Jump to content

antip

Advanced Members
  • Content Count

    2,006
  • Joined

  • Last visited

Community Reputation

414 Excellent

Recent Profile Visitors

The recent visitors block is disabled and is not being shown to other users.
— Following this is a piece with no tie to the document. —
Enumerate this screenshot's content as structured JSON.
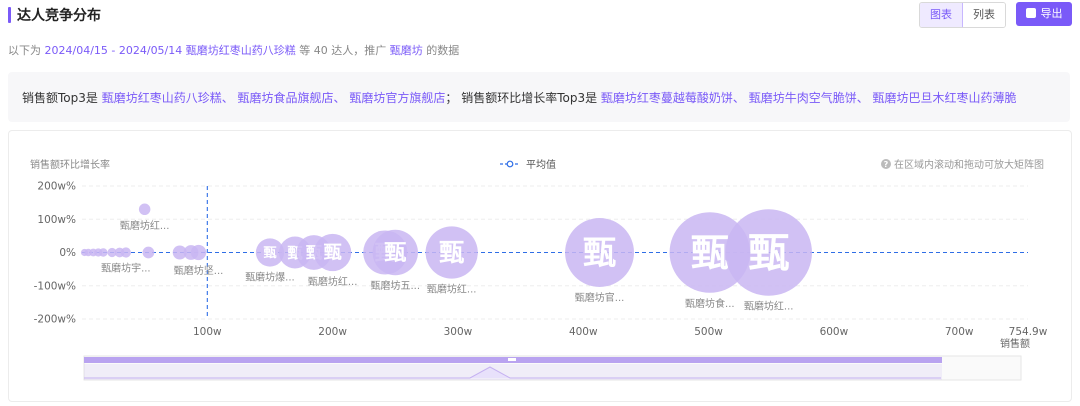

  1. And, believe it or not, some of us survive without a caddie, green reading book, lush perfect fairways, groomed perfect bunker sand etc, etc. Of course, we take extra shots to get around....
  2. Pedantry warning...... "Drop zone" does not appear in the Rules of Golf. Need to add the "ping" to get a hit. Trick question there for your buddies.... how many times......
  3. Yes. If players cannot agree (they are permitted to do so) then a random method is to be used - that precludes having a winner of a random method choose - reference is rule 6.4.
  4. For a competition round, which is 95+ per cent of my rounds on a golf course, that is precisely correct.
  5. Red PAs have 3 penalty relief options: S&D; lateral; and BOL; the latter two using relief areas based on point of last crossing the margin. Was the drop you referred to not one of those? Only additional possibilities is if the Committee has included Dropping Zone(s).
  6. The permission is for something different than the prohibition, so that is not relevant to this situation. There is a limited exception to 8.1a(3) enabled by 6.2b(3) and affirmed by 8.1b(8). But that exception is limited by 6.2b(3) to actions that improve CATS. The placing an object/making a mark for the ulterior motive in the OP (breach of 10.2b(3)) is not related to improving CATS, so 6.2b(3) does not apply.
  7. If an unusual behaviour like this is consistently repeating, there is good reason to question it. That can bring some communication challenges but if you are playing match play you best be prepared for that. Of course, someone can use the tee marker for this purpose legally, but the flat ones would be much safer than the chunky ones.
  8. Thanks, we were referring to different material. But the first versus others is an excellent angle that hadn't previously arisen.
  9. I understand, but it just said 'tee box', no reference to 'first' or to which hole. If OP is explicitly asking about the first tee, IMO it is clear that 4.3 has no relevance there (although it applies to every other tee box), but rule 10 is more complicated and unclear - it does not have a blanket 'during the round' restriction - other than in the advice space (10.2a). Many of the other rules breaches in rule 10 carry into the stroke itself so they are not 'completed' before the round starts in the way you can cease playing with the donut. I suspect there is some good food for thought here and
  10. Agree, no problem with the donut work prior to hitting the first stroke of the round. OP did not specify first hole, just a generic 'tee box'.
  11. I justify because of the specificity of the reference relating to alignment rod in 4.3, which was seeking to carefully state something that had explicitly changed from the previous rules. I don't believe the current split between 4.3 and 10.2b is perfect, but I can see how we got here.
  12. I simply note "traditional use" or "traditionally accepted" no longer appears in the Rules, Interpretations or Committee Procedures, such reference has gone the way of the dinosaurs. The second bullet point in 4.3a alludes to a similar principle but I can see no specific examples like before.
  13. You can lay down a club to indicate line of play (except on putting green) - specifically permitted by 10.2b(1). But you cannot use it to assist in taking a stance, breach of 10.2b(3).
  14. If a player uses an alignment rod to align his feet for a stroke, I'm going to breach under 4.3a(6). If a player uses a club to align their feet for a stroke then I'm going to breach under 10.2b(3).
  15. See edited comment above. The 1.3c(4)/2 is about unambiguously breaching two different rules. This discussion is about which is the right rule to allocate.
×
×
  • Create New...